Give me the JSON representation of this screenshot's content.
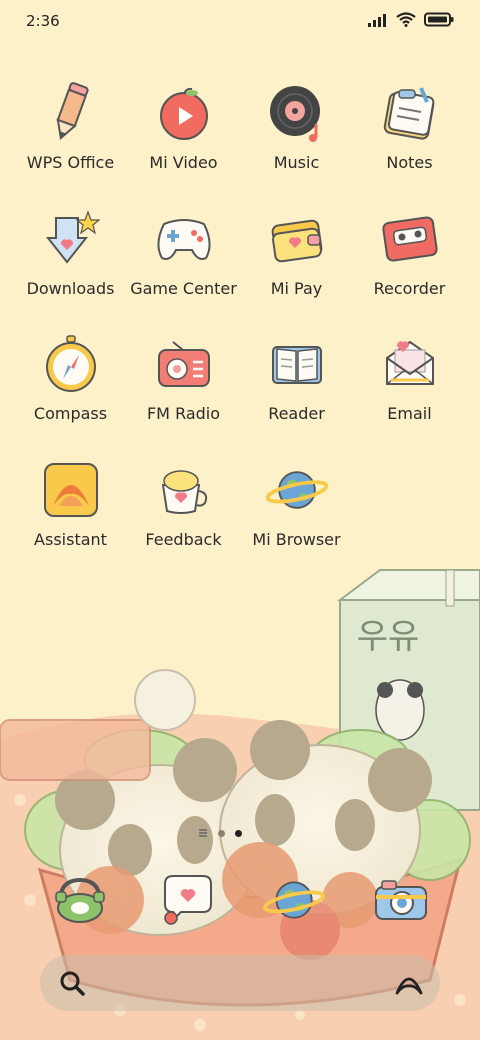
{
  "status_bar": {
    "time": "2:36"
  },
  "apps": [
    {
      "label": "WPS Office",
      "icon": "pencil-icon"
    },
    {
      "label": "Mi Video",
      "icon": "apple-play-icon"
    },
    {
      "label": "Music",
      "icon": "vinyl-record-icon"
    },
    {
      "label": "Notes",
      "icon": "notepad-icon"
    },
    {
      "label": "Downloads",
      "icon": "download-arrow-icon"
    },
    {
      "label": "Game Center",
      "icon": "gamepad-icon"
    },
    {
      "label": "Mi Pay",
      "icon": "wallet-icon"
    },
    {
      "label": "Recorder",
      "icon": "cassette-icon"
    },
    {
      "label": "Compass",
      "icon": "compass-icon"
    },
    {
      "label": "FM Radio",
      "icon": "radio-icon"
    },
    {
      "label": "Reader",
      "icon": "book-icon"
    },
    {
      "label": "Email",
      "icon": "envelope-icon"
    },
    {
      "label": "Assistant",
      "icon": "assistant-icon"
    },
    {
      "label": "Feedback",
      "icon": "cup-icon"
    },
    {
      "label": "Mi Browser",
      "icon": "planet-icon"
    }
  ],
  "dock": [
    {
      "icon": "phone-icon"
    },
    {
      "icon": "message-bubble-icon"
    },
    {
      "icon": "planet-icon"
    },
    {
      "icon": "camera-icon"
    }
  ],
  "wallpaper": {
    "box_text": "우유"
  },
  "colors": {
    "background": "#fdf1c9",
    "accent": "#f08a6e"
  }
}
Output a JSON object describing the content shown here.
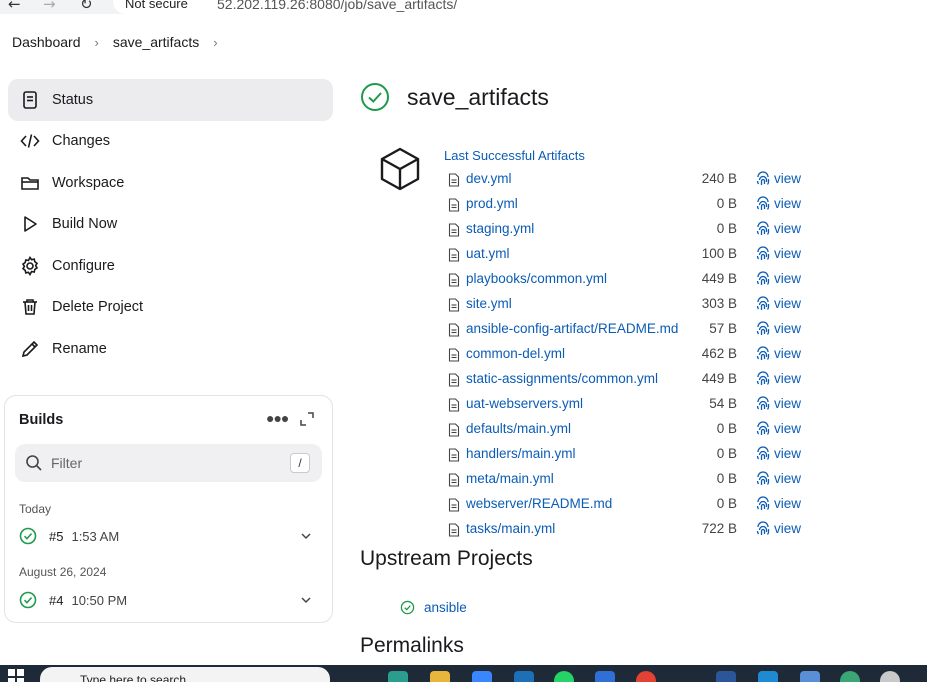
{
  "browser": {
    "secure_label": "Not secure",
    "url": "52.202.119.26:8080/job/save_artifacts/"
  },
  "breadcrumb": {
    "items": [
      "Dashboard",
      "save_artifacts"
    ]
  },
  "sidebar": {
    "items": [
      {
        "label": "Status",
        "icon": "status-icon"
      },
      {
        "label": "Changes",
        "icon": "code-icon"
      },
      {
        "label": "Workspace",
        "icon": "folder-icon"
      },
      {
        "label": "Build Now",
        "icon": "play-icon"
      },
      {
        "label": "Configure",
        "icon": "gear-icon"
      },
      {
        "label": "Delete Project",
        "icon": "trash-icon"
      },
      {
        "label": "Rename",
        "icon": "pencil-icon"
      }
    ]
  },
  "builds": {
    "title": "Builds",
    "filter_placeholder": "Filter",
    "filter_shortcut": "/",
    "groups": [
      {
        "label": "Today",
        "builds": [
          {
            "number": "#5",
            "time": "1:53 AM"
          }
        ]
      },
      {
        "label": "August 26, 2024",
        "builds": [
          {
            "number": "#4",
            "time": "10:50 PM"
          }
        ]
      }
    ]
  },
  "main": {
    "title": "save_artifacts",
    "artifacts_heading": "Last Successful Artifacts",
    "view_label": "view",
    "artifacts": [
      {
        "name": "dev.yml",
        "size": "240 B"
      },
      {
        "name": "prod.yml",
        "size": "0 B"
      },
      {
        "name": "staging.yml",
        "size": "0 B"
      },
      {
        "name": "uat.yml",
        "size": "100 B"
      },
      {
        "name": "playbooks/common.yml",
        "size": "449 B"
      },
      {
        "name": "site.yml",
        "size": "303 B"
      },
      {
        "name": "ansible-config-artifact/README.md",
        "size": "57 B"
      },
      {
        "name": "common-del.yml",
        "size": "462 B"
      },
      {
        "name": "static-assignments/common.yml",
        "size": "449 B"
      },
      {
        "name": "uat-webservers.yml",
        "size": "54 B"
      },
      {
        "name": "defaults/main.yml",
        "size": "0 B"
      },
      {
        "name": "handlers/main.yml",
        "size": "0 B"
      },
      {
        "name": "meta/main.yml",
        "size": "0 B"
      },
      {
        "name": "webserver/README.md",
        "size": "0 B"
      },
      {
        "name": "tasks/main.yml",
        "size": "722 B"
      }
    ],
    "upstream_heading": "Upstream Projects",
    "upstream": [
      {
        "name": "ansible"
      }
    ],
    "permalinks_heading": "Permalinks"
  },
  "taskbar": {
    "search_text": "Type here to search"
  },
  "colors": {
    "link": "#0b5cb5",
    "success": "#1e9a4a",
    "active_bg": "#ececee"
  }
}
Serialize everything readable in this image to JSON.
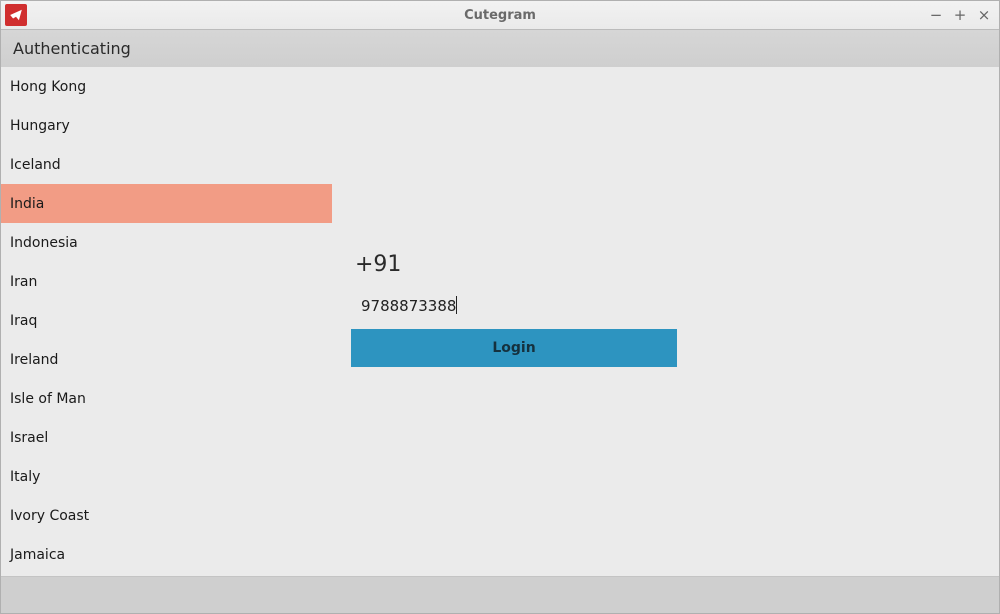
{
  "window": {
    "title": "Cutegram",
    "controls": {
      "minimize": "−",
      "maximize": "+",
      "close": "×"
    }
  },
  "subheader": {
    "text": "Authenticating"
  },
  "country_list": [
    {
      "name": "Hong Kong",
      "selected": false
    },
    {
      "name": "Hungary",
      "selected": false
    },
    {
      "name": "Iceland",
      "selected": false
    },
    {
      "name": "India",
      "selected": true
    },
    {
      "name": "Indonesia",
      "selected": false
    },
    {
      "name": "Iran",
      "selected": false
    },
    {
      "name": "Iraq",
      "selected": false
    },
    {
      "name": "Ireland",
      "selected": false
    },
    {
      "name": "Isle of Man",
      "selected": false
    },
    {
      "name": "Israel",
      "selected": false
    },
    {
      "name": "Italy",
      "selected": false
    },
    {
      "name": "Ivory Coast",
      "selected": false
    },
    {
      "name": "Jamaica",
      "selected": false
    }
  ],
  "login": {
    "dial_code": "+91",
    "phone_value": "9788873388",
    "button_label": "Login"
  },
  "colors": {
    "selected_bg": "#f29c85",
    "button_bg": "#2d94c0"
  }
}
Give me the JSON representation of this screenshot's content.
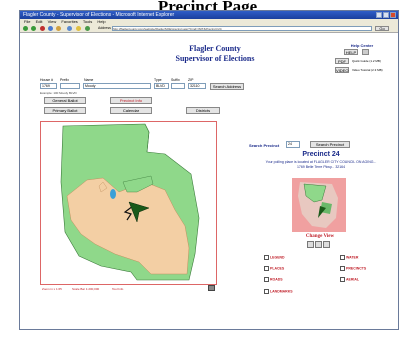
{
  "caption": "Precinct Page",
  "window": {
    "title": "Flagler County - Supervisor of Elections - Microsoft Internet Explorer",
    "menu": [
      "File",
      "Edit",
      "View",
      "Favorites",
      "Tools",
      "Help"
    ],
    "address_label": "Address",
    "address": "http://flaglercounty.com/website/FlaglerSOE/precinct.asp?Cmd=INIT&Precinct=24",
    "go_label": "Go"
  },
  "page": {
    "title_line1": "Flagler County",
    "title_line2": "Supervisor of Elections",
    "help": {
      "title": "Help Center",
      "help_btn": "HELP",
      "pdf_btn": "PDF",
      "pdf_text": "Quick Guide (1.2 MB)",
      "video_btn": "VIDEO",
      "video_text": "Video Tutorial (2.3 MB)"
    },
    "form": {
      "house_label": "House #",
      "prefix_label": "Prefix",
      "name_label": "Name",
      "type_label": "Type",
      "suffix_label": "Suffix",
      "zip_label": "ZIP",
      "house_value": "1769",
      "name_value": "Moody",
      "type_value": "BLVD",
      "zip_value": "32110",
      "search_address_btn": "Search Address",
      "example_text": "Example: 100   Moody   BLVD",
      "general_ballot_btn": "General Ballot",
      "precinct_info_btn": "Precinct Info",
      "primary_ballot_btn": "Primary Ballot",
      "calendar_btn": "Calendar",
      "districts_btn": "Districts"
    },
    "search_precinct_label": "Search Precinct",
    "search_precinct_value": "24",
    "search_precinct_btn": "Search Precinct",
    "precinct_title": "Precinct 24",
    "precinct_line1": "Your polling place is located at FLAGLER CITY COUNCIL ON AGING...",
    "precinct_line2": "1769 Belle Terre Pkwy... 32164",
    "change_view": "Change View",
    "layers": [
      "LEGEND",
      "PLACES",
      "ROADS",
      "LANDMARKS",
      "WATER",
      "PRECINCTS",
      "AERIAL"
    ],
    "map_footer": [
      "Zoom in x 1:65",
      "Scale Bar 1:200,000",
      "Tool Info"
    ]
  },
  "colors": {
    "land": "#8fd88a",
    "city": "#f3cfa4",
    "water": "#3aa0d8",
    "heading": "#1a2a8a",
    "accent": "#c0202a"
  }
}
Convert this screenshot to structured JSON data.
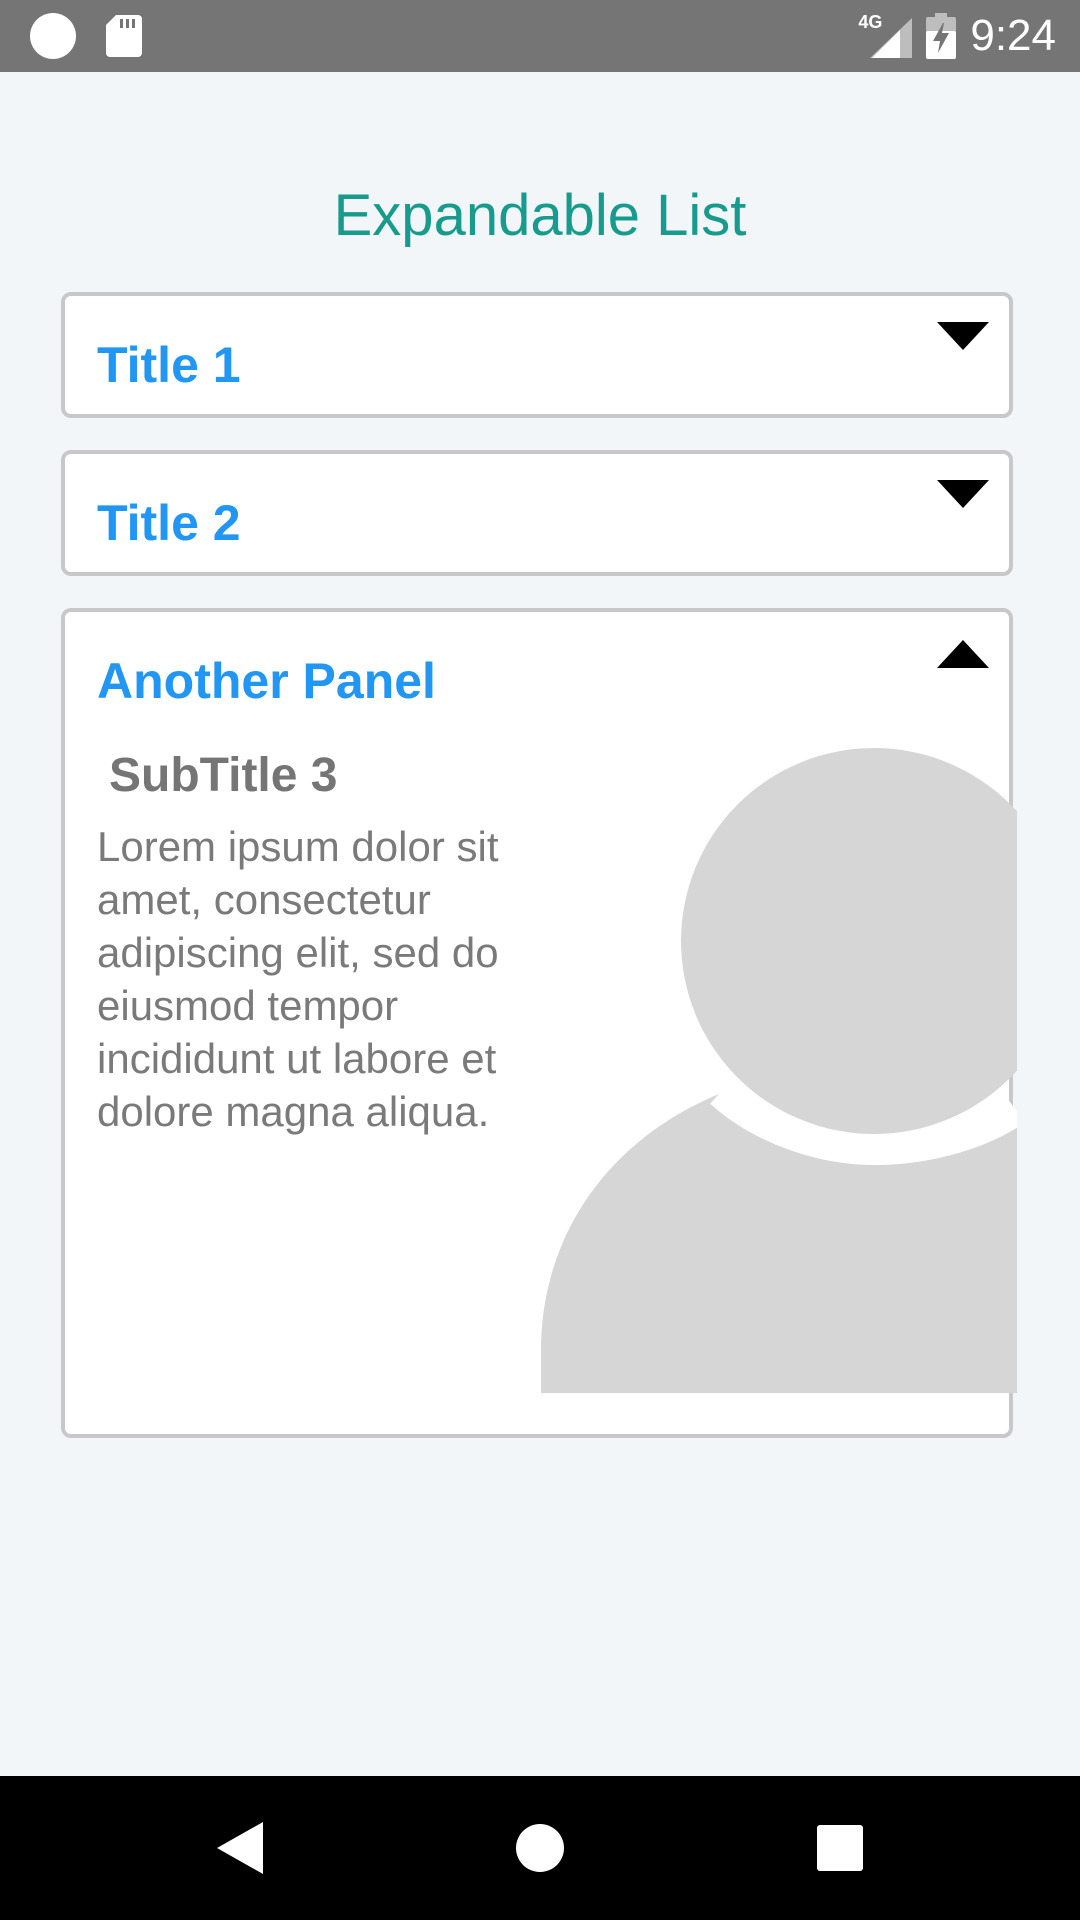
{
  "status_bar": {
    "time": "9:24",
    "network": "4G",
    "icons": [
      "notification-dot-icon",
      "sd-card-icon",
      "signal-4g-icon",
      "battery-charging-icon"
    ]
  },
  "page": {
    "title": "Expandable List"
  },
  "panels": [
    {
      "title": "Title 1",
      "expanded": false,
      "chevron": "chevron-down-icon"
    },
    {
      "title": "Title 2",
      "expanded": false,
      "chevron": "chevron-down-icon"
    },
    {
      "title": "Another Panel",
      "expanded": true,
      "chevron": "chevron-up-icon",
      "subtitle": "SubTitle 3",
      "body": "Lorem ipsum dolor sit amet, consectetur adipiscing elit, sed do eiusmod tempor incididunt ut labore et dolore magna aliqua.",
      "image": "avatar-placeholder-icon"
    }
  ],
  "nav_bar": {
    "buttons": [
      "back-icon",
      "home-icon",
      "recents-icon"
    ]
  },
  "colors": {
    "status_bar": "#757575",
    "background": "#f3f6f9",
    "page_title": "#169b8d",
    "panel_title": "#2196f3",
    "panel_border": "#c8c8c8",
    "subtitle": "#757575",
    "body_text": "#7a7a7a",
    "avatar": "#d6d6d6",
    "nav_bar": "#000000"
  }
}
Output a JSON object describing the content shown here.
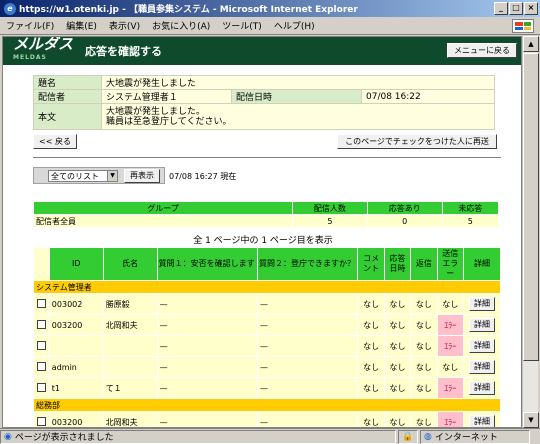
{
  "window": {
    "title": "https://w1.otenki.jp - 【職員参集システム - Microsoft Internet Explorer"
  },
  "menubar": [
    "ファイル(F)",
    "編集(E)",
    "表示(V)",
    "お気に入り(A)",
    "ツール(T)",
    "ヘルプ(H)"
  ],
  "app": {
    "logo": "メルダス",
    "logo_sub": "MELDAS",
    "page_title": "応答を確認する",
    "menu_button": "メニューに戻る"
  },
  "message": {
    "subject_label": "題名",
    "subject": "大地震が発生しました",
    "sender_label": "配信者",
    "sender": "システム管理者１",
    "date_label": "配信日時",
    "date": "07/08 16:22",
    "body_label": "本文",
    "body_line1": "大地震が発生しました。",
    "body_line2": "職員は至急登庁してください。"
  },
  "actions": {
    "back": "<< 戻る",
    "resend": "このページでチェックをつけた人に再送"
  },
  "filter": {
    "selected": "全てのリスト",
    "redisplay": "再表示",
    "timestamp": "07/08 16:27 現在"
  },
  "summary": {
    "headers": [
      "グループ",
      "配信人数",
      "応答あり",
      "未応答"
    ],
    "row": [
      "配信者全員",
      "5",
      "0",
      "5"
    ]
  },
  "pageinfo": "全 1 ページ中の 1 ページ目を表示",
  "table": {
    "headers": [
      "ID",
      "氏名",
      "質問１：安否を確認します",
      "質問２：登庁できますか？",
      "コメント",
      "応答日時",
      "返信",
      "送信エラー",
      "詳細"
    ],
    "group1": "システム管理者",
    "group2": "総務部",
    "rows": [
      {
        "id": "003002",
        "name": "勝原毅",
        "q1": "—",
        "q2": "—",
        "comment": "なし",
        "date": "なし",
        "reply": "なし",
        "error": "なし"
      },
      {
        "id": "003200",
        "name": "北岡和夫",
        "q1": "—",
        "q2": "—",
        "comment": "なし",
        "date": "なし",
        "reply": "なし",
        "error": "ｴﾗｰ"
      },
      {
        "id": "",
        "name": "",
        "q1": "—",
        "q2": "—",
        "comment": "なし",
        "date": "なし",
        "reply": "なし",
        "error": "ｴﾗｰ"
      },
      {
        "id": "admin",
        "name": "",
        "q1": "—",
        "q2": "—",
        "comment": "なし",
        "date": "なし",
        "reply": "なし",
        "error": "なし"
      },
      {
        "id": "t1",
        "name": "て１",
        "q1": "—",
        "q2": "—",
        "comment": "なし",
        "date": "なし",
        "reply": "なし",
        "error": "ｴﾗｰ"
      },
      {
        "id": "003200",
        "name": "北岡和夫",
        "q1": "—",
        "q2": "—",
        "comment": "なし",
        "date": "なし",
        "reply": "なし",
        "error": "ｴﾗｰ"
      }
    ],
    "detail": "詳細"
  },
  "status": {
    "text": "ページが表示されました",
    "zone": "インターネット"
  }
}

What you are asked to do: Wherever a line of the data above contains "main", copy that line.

Result:
  "main": {
        "name": "defaults/main.yml",
        "name": "handlers/main.yml",
        "name": "meta/main.yml",
        "name": "tasks/main.yml",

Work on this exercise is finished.